Would you reproduce the data below exactly, please, leaving out its images?

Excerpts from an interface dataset
┄┄┄┄┄┄┄┄┄┄

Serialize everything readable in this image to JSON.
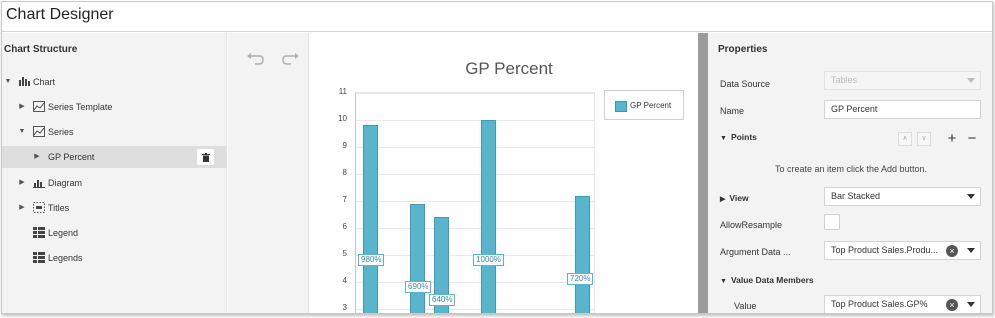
{
  "window": {
    "title": "Chart Designer"
  },
  "left_panel": {
    "title": "Chart Structure",
    "items": [
      {
        "label": "Chart"
      },
      {
        "label": "Series Template"
      },
      {
        "label": "Series"
      },
      {
        "label": "GP Percent"
      },
      {
        "label": "Diagram"
      },
      {
        "label": "Titles"
      },
      {
        "label": "Legend"
      },
      {
        "label": "Legends"
      }
    ]
  },
  "toolbar": {
    "undo_icon": "undo-icon",
    "redo_icon": "redo-icon"
  },
  "chart_data": {
    "type": "bar",
    "title": "GP Percent",
    "legend": {
      "placement": "top-right",
      "entries": [
        "GP Percent"
      ]
    },
    "series": [
      {
        "name": "GP Percent",
        "color": "#5ab4cc",
        "values": [
          9.8,
          6.9,
          6.4,
          10.0,
          7.2
        ],
        "labels": [
          "980%",
          "690%",
          "640%",
          "1000%",
          "720%"
        ]
      }
    ],
    "y_ticks": [
      "11",
      "10",
      "9",
      "8",
      "7",
      "6",
      "5",
      "4",
      "3"
    ],
    "ylim": [
      3,
      11
    ],
    "grid": true
  },
  "properties": {
    "title": "Properties",
    "data_source": {
      "label": "Data Source",
      "placeholder": "Tables"
    },
    "name": {
      "label": "Name",
      "value": "GP Percent"
    },
    "points": {
      "label": "Points"
    },
    "hint": "To create an item click the Add button.",
    "view": {
      "label": "View",
      "value": "Bar Stacked"
    },
    "allow_resample": {
      "label": "AllowResample"
    },
    "argument_data": {
      "label": "Argument Data ...",
      "value": "Top Product Sales.Produ..."
    },
    "value_data_members": {
      "label": "Value Data Members"
    },
    "value": {
      "label": "Value",
      "value": "Top Product Sales.GP%"
    }
  },
  "colors": {
    "accent": "#5ab4cc",
    "panel": "#f3f3f3",
    "separator": "#9a9a9a"
  }
}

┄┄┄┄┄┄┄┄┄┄

Exercise output –
Serialize everything readable in this image to JSON.
{
  "window": {
    "title": "Chart Designer"
  },
  "left_panel": {
    "title": "Chart Structure",
    "items": [
      {
        "label": "Chart"
      },
      {
        "label": "Series Template"
      },
      {
        "label": "Series"
      },
      {
        "label": "GP Percent"
      },
      {
        "label": "Diagram"
      },
      {
        "label": "Titles"
      },
      {
        "label": "Legend"
      },
      {
        "label": "Legends"
      }
    ]
  },
  "toolbar": {
    "undo_icon": "undo-icon",
    "redo_icon": "redo-icon"
  },
  "chart_data": {
    "type": "bar",
    "title": "GP Percent",
    "legend": {
      "placement": "top-right",
      "entries": [
        "GP Percent"
      ]
    },
    "series": [
      {
        "name": "GP Percent",
        "color": "#5ab4cc",
        "values": [
          9.8,
          6.9,
          6.4,
          10.0,
          7.2
        ],
        "labels": [
          "980%",
          "690%",
          "640%",
          "1000%",
          "720%"
        ]
      }
    ],
    "y_ticks": [
      "11",
      "10",
      "9",
      "8",
      "7",
      "6",
      "5",
      "4",
      "3"
    ],
    "ylim": [
      3,
      11
    ],
    "grid": true
  },
  "properties": {
    "title": "Properties",
    "data_source": {
      "label": "Data Source",
      "placeholder": "Tables"
    },
    "name": {
      "label": "Name",
      "value": "GP Percent"
    },
    "points": {
      "label": "Points"
    },
    "hint": "To create an item click the Add button.",
    "view": {
      "label": "View",
      "value": "Bar Stacked"
    },
    "allow_resample": {
      "label": "AllowResample"
    },
    "argument_data": {
      "label": "Argument Data ...",
      "value": "Top Product Sales.Produ..."
    },
    "value_data_members": {
      "label": "Value Data Members"
    },
    "value": {
      "label": "Value",
      "value": "Top Product Sales.GP%"
    }
  },
  "colors": {
    "accent": "#5ab4cc",
    "panel": "#f3f3f3",
    "separator": "#9a9a9a"
  }
}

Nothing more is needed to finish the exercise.